» ABOUT THIS EXERCISE: Copy every line of the records that includes the word "title".

---------- RECORD EXCERPTS

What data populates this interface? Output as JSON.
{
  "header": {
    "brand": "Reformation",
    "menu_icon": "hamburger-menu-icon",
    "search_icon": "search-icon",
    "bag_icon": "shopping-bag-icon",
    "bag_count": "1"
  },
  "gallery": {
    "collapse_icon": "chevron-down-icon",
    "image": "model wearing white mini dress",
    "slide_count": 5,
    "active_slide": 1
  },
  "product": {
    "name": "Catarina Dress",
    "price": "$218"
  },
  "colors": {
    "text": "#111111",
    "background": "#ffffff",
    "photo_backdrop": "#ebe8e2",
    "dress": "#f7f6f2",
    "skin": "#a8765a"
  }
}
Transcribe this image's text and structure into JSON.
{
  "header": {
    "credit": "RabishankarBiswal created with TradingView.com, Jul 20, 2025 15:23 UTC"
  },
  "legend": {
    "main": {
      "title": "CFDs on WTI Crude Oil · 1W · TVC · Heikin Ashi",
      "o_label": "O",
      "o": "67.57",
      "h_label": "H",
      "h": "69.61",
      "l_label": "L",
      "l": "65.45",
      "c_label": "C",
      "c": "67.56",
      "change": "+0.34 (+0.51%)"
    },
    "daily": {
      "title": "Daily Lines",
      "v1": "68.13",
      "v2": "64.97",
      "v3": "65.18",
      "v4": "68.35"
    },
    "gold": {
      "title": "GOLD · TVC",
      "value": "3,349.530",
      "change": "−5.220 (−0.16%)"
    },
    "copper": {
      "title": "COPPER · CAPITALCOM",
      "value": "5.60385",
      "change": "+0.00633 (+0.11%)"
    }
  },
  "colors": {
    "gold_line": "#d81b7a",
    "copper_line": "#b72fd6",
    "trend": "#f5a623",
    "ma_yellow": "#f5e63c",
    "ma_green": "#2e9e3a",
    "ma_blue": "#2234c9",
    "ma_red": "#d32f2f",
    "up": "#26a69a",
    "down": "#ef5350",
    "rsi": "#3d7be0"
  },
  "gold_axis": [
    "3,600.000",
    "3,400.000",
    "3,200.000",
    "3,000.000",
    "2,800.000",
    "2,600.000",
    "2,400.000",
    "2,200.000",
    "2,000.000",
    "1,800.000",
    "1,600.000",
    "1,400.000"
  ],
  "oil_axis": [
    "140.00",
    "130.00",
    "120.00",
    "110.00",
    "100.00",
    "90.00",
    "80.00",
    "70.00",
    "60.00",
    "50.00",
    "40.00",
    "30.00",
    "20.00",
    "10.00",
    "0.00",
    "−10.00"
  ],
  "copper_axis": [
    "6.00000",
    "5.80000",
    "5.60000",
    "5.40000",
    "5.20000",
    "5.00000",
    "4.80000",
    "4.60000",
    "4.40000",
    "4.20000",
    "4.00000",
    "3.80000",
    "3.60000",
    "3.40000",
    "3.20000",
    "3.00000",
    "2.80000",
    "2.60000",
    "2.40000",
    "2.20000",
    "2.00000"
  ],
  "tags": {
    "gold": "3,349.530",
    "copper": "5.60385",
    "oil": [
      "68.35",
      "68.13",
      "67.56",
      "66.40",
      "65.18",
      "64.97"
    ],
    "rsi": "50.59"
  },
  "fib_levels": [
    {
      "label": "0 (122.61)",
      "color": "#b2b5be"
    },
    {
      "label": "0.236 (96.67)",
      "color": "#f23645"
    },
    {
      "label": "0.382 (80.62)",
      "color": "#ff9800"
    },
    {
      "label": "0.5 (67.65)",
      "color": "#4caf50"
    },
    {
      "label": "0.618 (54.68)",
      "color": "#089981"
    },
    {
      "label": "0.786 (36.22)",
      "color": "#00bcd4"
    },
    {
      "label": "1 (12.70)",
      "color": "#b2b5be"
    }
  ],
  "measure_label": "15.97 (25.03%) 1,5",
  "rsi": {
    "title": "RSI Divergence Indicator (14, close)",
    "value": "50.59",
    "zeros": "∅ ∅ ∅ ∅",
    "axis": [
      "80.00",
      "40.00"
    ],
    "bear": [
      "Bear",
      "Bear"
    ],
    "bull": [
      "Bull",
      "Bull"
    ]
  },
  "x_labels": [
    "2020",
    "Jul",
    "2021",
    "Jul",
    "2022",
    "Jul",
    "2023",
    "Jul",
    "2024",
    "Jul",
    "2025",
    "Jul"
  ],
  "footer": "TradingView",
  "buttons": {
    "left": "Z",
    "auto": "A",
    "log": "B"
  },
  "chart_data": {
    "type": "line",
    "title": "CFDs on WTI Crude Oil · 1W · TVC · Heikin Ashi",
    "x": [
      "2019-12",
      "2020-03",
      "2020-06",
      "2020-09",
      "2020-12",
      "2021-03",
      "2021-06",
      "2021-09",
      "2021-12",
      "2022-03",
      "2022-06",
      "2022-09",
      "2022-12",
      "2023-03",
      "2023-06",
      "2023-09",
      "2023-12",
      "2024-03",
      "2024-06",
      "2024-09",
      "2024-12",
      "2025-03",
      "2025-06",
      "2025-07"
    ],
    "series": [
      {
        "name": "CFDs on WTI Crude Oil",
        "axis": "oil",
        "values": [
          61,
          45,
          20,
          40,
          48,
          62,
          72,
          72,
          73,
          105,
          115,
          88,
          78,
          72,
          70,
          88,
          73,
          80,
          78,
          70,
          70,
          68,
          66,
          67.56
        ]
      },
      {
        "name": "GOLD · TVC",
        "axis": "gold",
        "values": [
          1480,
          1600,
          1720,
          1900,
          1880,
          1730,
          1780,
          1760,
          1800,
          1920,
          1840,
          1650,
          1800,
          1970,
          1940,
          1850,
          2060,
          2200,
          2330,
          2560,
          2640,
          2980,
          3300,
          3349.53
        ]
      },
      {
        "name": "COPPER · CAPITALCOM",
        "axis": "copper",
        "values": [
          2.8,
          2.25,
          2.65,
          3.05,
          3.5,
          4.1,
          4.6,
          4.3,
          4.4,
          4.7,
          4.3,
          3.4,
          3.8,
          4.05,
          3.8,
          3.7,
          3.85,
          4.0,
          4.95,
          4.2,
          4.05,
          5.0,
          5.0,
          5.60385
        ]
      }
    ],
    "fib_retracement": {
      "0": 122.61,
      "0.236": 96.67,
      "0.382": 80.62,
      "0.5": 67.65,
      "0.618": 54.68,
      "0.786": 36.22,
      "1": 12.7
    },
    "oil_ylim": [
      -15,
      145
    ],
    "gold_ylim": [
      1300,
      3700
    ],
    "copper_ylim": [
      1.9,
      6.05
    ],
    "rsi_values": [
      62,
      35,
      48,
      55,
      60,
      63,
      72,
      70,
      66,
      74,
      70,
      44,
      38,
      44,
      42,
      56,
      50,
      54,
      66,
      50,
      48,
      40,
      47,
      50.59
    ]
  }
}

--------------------

» RESULT BELOW:
      "title": "CFDs on WTI Crude Oil · 1W · TVC · Heikin Ashi",
      "title": "Daily Lines",
      "title": "GOLD · TVC",
      "title": "COPPER · CAPITALCOM",
    "title": "RSI Divergence Indicator (14, close)",
    "title": "CFDs on WTI Crude Oil · 1W · TVC · Heikin Ashi",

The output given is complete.